Berbere is an Ethiopian blend of chiles and other spices. Again, I use Samuelsson’s recipe from Soul of a New Cuisine, handily reproduced in the same recipe as the nit’ir qibe above. (You can also sometimes find pre-made berbere in well-stocked spice stores, or you can substitute a medium-hot chili powder, along with a pinch each of cinnamon, cloves, allspice, and cardamom.) Depending on the exact chiles that go into the berbere, its heat can vary significantly; if you’re not sure, I suggest starting with only 1 Tbsp; you can always add more.
If you are using dried chickpeas, pre-soak them in one of two ways: (1) soak them overnight in room temperature water with a teaspoon of salt. (2) In a large pot, cover the chickpeas with water, add a teaspoon of salt, and bring to a boil; cover, remove from heat, and let soak an hour. Whichever method you use, drain the chickpeas before moving on.
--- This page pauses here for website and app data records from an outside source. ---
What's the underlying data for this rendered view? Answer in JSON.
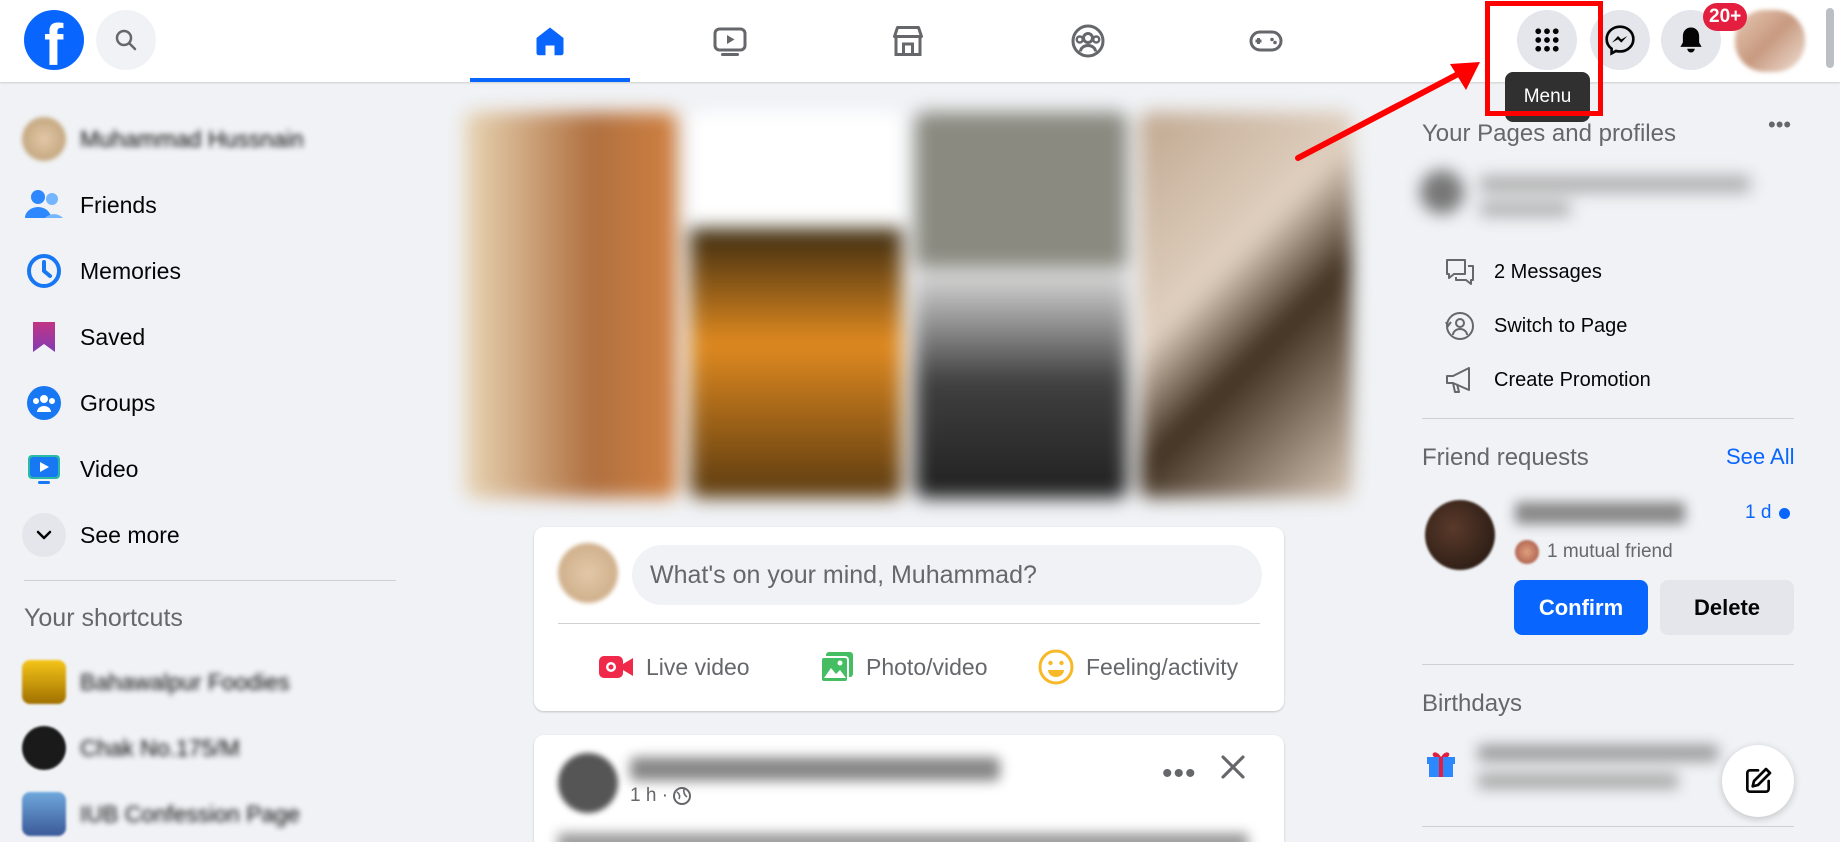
{
  "header": {
    "logo_letter": "f",
    "notifications_badge": "20+",
    "tooltip": "Menu",
    "nav_tabs": [
      "home-tab",
      "video-tab",
      "marketplace-tab",
      "groups-tab",
      "gaming-tab"
    ]
  },
  "sidebar": {
    "profile_name": "Muhammad Hussnain",
    "items": [
      {
        "label": "Friends"
      },
      {
        "label": "Memories"
      },
      {
        "label": "Saved"
      },
      {
        "label": "Groups"
      },
      {
        "label": "Video"
      },
      {
        "label": "See more"
      }
    ],
    "shortcuts_title": "Your shortcuts",
    "shortcuts": [
      {
        "label": "Bahawalpur Foodies"
      },
      {
        "label": "Chak No.175/M"
      },
      {
        "label": "IUB Confession Page"
      }
    ]
  },
  "composer": {
    "placeholder": "What's on your mind, Muhammad?",
    "actions": [
      {
        "label": "Live video"
      },
      {
        "label": "Photo/video"
      },
      {
        "label": "Feeling/activity"
      }
    ]
  },
  "post": {
    "time": "1 h ·"
  },
  "right": {
    "pages_title": "Your Pages and profiles",
    "page_actions": [
      {
        "label": "2 Messages"
      },
      {
        "label": "Switch to Page"
      },
      {
        "label": "Create Promotion"
      }
    ],
    "friend_requests_title": "Friend requests",
    "see_all": "See All",
    "request": {
      "age": "1 d",
      "mutual": "1 mutual friend",
      "confirm": "Confirm",
      "delete": "Delete"
    },
    "birthdays_title": "Birthdays"
  },
  "colors": {
    "brand_blue": "#0866ff",
    "badge_red": "#e41e3f",
    "annotation_red": "#ff0000"
  }
}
Cook the onion, garlic, and ginger in the nit’ir qibe over medium heat for five minutes, until the onion has softened and turned translucent. Add the berbere and cook until fragrant, about 30 seconds.
Add the drained chickpeas and 2 tsp salt, along with enough water to cover. Bring to a boil, then reduce heat to very low and cook, covered, until the chickpeas are tender. This is about 2 hours if you began with dried chickpeas; if you are using canned, simmer very briefly to bring the flavors together, then move on to the next step.
Once the chickpeas are tender, add the can of tomatoes and the spinach. Increase heat to medium-low and simmer, uncovered, for another hour or so, until the stew thickens somewhat.
Check seasoning and adjust accordingly. Serve with injera or another flatbread. (Or, throwing tradition to the winds, serve with rice — I can testify from today’s lunchbox that this is very nice with brown rice.)
In addition to the substitutions noted in the Notes, this shouldn’t be too hard to veganize: for the nit’ir qibe, sub in coconut oil or a fruity, buttery olive oil. Bonus points if you take the linked nit’ir qibe recipe and adapt it to make a spiced oil.